### Aim of the task
Only the lines containing the string "eagle" are needed; copy all of them from the listing.

*** Excerpted data Section Begins ***

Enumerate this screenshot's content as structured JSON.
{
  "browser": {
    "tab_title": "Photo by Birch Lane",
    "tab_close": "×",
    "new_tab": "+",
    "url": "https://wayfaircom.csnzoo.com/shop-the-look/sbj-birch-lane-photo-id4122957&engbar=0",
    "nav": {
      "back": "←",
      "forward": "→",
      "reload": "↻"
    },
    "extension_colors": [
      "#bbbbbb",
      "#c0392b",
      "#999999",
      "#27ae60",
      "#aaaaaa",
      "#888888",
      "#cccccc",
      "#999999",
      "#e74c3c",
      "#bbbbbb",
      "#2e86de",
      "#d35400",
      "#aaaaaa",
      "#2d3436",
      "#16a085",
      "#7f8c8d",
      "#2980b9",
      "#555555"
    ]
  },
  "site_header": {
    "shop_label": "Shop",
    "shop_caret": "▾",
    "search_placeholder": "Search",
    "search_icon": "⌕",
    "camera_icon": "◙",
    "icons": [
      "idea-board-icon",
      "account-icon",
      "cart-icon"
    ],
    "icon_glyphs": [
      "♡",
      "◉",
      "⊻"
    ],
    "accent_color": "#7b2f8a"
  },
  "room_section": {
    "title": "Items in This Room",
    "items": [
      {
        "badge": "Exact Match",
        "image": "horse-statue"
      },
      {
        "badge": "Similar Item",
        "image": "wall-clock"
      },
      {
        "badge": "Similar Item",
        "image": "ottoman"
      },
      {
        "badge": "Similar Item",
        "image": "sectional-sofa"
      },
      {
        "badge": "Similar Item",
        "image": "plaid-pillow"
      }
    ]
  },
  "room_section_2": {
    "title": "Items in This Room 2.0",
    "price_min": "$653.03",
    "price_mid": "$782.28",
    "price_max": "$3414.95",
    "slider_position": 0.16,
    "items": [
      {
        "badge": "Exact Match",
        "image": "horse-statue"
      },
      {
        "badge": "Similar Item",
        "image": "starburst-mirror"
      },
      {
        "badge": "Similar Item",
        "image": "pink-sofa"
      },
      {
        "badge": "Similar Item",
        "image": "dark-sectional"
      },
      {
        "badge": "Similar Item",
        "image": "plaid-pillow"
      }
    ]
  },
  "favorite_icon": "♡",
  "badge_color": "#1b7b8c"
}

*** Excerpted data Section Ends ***
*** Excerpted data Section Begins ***

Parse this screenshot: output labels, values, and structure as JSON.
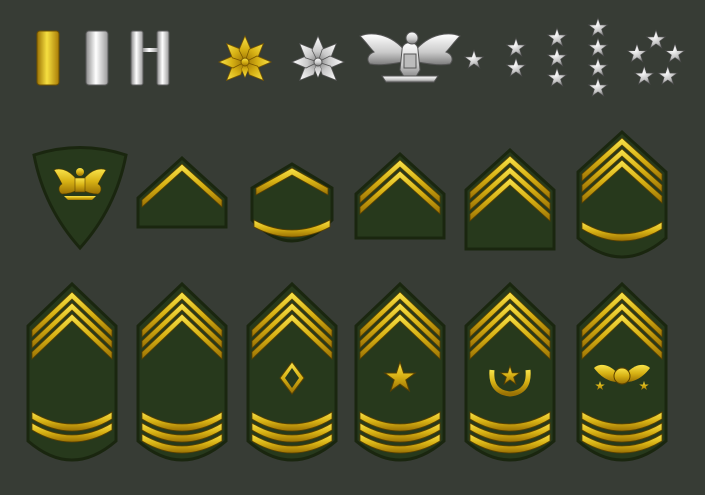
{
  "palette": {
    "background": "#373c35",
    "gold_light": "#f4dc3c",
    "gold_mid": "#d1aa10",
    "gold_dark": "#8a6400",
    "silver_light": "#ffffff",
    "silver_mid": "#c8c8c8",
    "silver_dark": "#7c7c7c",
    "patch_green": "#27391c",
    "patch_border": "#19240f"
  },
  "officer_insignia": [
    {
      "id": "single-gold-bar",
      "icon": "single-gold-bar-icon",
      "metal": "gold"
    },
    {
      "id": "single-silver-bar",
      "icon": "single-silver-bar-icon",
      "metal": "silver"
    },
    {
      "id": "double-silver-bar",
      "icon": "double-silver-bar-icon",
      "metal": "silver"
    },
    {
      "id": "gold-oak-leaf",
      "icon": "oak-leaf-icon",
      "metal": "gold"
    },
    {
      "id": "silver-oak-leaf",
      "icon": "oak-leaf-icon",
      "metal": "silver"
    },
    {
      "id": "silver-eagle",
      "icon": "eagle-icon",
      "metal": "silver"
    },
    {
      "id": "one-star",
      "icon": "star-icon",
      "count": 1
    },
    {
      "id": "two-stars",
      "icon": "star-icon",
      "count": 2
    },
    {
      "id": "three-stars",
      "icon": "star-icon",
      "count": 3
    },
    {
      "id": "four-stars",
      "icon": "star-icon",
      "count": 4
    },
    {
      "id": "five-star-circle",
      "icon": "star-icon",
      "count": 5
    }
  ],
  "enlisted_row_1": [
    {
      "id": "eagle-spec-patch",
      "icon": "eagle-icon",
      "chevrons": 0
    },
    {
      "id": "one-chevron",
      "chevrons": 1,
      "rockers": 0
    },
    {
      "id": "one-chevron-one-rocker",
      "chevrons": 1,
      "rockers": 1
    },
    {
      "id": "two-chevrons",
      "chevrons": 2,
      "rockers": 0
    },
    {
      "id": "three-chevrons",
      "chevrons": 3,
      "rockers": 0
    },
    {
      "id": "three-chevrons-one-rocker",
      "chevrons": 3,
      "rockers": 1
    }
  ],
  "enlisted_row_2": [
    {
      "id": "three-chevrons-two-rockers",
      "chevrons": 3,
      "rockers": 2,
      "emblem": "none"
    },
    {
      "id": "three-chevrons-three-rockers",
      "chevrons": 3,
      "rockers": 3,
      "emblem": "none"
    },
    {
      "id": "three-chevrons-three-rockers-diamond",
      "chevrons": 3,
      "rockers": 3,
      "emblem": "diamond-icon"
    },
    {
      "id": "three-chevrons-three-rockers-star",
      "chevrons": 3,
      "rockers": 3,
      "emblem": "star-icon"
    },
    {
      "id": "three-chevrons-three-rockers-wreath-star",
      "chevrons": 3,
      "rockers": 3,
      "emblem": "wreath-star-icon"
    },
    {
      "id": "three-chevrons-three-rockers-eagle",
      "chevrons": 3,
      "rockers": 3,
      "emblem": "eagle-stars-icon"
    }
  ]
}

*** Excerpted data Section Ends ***

### The completed task
      "id": "silver-eagle",
      "icon": "eagle-icon",
      "id": "eagle-spec-patch",
      "icon": "eagle-icon",
      "id": "three-chevrons-three-rockers-eagle",
      "emblem": "eagle-stars-icon"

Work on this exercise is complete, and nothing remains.